Bazaarvoice – a technology platform which allows companies to connect with their consumers – says recent research by its shopper-based Influenster community reveals that almost half of Brits ‘can’t afford to be more sustainable’.

Using clothing as an example, Bazaarvoice says that while 66% of the 1,000-plus respondents recognize the negative impact of fast fashion, and although 44% say they would like to ditch fast fashion and opt for more sustainably made garments, ‘they simply cannot afford the difference in cost’. “Despite two thirds of consumers recognizing the negative impact fast

The data offers insight into the mentality of shoppers: four in five consumers admit they are more likely to make sustainable swaps if they are offered incentives (for example, discounted items in exchange for participation in recycling programmes).

It understandably puts consumers in a predicament as they try to balance ethics with the income they have at their disposal

29% doubt the authenticity of brands’ sustainability agendas, believing them to be ‘marketing ploys’; but 41% take the time to visit a brand’s website and read up on any sustainability practices which may be in place, to avoid succumbing to greenwashing.

Ed Hill, senior vice president, EMEA, Bazaarvoice, comments: “In recent years we’ve seen that consumers don’t just want to shop, they want to support and shop from brands whose values and beliefs mirror their own. As we see the cost of basic necessities increase across the UK, it understandably puts consumers in a predicament as they try to balance ethics with the income they have at their disposal.
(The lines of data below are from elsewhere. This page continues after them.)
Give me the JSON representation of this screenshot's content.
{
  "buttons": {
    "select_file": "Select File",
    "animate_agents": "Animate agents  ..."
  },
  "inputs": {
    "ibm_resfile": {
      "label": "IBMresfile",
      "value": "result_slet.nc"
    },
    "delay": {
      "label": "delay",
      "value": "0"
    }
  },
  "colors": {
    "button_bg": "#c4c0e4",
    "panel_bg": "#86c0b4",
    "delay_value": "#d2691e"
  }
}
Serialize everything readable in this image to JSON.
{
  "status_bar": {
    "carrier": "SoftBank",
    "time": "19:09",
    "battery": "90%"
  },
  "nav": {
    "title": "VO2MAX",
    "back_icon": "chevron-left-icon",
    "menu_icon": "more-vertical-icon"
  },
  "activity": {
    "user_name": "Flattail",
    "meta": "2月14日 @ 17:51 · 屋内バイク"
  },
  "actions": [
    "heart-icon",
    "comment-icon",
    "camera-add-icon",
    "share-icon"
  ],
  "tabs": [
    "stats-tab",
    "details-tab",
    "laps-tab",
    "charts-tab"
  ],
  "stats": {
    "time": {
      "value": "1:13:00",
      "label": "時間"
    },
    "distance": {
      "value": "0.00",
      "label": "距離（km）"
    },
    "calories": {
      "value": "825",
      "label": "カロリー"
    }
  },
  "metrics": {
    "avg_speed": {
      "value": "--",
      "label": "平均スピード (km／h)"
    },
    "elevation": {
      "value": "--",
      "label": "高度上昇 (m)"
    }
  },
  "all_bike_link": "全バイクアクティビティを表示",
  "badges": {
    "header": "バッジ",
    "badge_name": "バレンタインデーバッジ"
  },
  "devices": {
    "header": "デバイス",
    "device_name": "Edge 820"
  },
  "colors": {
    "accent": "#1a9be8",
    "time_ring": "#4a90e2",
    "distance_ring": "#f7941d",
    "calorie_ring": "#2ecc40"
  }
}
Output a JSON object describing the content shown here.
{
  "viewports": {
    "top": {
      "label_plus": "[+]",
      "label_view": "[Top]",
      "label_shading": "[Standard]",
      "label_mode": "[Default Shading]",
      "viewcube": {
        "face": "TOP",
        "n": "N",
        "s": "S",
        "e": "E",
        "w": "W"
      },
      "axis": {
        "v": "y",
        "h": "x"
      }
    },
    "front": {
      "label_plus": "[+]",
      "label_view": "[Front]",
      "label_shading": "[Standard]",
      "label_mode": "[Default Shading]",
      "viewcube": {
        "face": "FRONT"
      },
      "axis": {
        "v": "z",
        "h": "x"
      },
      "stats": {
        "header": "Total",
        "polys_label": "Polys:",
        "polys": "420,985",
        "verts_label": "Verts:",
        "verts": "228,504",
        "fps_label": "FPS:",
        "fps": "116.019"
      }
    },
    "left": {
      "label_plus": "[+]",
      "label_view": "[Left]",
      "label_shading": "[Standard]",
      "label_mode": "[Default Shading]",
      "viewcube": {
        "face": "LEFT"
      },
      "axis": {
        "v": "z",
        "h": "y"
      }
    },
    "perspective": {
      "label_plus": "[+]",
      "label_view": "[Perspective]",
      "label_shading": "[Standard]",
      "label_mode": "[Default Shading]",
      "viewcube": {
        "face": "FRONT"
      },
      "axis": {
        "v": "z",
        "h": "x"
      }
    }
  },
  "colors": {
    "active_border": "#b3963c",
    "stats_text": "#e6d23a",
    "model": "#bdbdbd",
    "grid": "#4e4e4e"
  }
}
“It’s important that brands and retailers are either able to offer sustainable options that are affordable, or that they are able to take the guilt out of fast fashion purchases by properly promoting—and following through on—their sustainability commitments. To build trust, companies ultimately need to do more than just talk the talk, they need demonstrate their willingness to contribute to the greater good. But they must do so in a way that’s authentic, transparent and backed by actions that drive real change.”